And in Israel: So much has changed since Begin’s Likud victory in 1977. Now, 400,000 Jews live in 225 or so settlements in the West Bank, plus another 200,000 in neighborhoods of Jerusalem captured in 1967. These 600,000 are about 1/8 of all Jewish Israelis. There is a universe of difference of opinion -secular, political, religious, nationalist, messianic-about how to handle this situation. Israel is torn, American Jewry is torn, and the situation only gets more volatile.
The status of Reform Jews, the status of women, the status of Reform and other women to pray at the Western Wall , all issues that have synagogue and state, religious-based political parties and government enmeshed in an unhealthy and unsavory mess, affect our attitudes to Israel, which in turn affects our attitudes to what it means to be a Jew, especially a Reform Jew, today.
This is what made us – our congregation and our fellow congregations – who we are today.
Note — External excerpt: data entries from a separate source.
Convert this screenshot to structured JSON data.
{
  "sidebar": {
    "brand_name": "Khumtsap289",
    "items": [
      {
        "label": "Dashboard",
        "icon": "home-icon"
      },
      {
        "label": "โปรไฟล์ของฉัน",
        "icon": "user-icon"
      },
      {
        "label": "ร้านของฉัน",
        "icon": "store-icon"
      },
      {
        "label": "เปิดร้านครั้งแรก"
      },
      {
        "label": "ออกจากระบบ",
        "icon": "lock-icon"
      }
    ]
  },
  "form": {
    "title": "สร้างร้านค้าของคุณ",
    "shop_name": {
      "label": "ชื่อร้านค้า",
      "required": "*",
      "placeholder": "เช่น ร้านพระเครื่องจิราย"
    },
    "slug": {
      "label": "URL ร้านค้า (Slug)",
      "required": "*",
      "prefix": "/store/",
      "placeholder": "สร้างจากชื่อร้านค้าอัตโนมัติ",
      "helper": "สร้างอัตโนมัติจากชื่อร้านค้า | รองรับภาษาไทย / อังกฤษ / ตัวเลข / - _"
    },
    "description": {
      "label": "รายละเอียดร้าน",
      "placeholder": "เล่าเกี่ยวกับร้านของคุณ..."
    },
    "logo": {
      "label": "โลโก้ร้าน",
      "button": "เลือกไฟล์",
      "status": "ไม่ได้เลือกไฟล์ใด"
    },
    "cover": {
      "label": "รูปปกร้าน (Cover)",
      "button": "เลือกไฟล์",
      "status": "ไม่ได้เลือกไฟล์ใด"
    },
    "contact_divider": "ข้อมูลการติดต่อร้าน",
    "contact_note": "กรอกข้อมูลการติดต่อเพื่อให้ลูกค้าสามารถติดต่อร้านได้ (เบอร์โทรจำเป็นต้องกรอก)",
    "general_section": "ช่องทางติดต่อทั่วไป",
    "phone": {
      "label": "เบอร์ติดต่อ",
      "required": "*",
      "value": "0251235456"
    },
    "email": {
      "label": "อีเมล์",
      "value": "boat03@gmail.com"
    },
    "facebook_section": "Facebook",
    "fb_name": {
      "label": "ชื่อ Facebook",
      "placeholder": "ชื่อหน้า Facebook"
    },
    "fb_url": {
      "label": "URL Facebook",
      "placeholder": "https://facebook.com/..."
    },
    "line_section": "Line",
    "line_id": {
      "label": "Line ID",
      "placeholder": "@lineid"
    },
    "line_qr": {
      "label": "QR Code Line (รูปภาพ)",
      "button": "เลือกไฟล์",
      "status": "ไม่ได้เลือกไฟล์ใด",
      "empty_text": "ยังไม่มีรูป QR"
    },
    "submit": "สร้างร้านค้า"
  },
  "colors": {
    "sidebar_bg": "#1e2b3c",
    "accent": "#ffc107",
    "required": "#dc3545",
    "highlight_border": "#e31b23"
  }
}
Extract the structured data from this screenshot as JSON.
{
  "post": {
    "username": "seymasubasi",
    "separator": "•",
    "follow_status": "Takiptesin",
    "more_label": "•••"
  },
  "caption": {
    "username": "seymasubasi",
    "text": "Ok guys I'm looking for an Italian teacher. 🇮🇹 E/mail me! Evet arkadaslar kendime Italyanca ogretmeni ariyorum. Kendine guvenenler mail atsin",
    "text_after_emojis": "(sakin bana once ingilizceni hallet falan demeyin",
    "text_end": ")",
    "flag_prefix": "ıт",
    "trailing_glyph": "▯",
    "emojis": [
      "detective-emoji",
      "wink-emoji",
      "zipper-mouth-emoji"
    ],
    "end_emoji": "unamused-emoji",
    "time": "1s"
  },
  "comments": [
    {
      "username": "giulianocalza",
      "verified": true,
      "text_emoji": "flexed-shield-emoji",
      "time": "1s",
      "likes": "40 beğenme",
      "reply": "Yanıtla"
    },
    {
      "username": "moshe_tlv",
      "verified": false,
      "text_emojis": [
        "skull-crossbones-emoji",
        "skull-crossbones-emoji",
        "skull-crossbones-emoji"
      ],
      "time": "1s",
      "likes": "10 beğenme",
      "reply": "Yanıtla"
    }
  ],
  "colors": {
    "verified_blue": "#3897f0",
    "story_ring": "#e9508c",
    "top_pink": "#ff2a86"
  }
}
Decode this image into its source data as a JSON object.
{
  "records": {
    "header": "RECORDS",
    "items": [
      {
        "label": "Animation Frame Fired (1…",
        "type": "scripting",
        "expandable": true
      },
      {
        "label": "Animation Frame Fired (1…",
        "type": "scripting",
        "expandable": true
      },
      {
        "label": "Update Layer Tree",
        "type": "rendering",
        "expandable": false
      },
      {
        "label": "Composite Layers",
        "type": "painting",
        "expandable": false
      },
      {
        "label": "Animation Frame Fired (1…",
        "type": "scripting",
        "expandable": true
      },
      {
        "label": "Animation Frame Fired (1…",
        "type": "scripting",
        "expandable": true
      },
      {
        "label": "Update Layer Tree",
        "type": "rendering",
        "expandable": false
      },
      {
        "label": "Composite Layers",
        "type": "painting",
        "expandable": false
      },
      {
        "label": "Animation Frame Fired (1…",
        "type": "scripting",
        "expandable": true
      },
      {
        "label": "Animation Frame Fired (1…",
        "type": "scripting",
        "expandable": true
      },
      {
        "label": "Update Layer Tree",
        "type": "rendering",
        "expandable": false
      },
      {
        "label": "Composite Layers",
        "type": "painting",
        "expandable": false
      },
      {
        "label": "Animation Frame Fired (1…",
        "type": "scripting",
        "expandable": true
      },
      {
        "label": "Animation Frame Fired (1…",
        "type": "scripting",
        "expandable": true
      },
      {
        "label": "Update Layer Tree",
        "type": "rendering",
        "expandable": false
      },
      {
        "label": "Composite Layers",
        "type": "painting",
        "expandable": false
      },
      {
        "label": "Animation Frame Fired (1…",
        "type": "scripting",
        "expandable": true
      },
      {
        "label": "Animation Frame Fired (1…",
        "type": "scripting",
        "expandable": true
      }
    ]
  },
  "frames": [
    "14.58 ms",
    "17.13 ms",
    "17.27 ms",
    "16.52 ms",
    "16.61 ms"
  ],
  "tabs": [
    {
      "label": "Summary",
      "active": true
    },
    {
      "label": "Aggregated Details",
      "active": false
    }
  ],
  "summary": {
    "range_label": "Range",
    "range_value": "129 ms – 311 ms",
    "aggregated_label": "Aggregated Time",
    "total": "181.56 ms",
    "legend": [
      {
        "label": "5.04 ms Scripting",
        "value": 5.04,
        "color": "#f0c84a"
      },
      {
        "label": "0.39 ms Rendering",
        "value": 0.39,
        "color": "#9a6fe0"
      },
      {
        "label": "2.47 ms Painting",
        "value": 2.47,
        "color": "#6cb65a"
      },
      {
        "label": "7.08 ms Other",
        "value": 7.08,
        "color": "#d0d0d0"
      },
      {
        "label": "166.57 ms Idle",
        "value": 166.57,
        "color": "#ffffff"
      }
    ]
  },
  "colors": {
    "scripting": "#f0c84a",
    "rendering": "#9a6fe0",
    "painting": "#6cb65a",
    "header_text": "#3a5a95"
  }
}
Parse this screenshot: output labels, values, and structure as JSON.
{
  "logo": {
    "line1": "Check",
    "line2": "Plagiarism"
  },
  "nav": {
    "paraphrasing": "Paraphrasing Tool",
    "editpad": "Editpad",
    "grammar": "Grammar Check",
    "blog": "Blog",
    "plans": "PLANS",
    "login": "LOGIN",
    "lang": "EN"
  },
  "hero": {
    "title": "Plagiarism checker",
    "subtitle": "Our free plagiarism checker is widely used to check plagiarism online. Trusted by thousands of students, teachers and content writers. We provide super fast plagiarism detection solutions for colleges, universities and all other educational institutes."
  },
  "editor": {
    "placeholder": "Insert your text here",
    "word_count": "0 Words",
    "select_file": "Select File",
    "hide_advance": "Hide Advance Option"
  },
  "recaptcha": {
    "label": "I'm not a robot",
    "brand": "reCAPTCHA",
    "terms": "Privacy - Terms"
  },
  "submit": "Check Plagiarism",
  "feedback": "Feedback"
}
What do we want, and what do we need from a prayer book on these Days of Awe?
We want a book that speaks to us.
• Our prayers of praise must recognize the parameters of a God we can accept;
• our prayers of thanksgiving must humble us while moving us to awareness of how truly fortunate we are to be living in this time, this place, under these circumstances;
• our prayers of petition must acknowledge that what we urgently need and what we want the most are also the most difficult for humans to attain on their own.
We want a prayer book that recognizes our sophistication and complexity. We need acknowledgement of how human society has evolved since the eras when the classical liturgy was penned; and we need the reality of how distant we are from perfection. Our new book accommodates the humanists who want to leave out God; for traditionalists, it brings back “resurrection.” It speaks to both those who find meaningful moments in solitude, or instead in relationship. It addresses those who observe in solemn rest, those who observe in intensive Jewish action, and those who value vigorous pleasurable experiences. We’ll find time-honored prayers and religious terminology as well as new and creative understandings of what it may mean to be a Jew, or thinking or feeling person, today.
The tale is told of Rabbi Simcha Bunem of Pshiskhe פשיסחא, a Hasidic leader in the early 19th century. Everyone must have two pockets, he taught, with a piece of paper in each pocket. When you’re feeling depressed, or discouraged you reach into one pocket and pull out the paper that say “”For my sake was the world created.” (M. Sanh. 4:5).” That should cheer you up. On the other hand, said Simcha Bunem, if you’re feeling high and mighty, you should reach into your other pocket and pull out the paper that quotes the Torah “I am but dust and ashes.” (Gen 18:27)
Our prayer book must support us in our highs, and in our lows. At this time of year, more than any other, we are willing to those lows. Our failings. The notion of T’shuvah, or turning in repentance, is the key motif of the season. If we open our 21st century hearts to the words we shall encounter, we shall be comforted in our low status, and exalted to improve our conduct. Our prayer book will remind us of the universality of the miserable moments and occasions and events and situations humans find themselves in, and shall encourage us to be understanding of our own humanity, and the humanity of those who inevitably will annoy, insult, hurt, or injure us.
Our prayer book, in and of itself, will not bring us to the high point of spiritual enlightenment. It will not unlock the heavenly gates of repentance. It will not make you a better Jew, or a better person. It is a tool, a key: it is a key that may possibly, just possibly, unlock your soul.
May this volume in our hands, which each one of us has the merit of using for the first time, be for us that key. May our souls be opened up for good for the coming year, and ever more.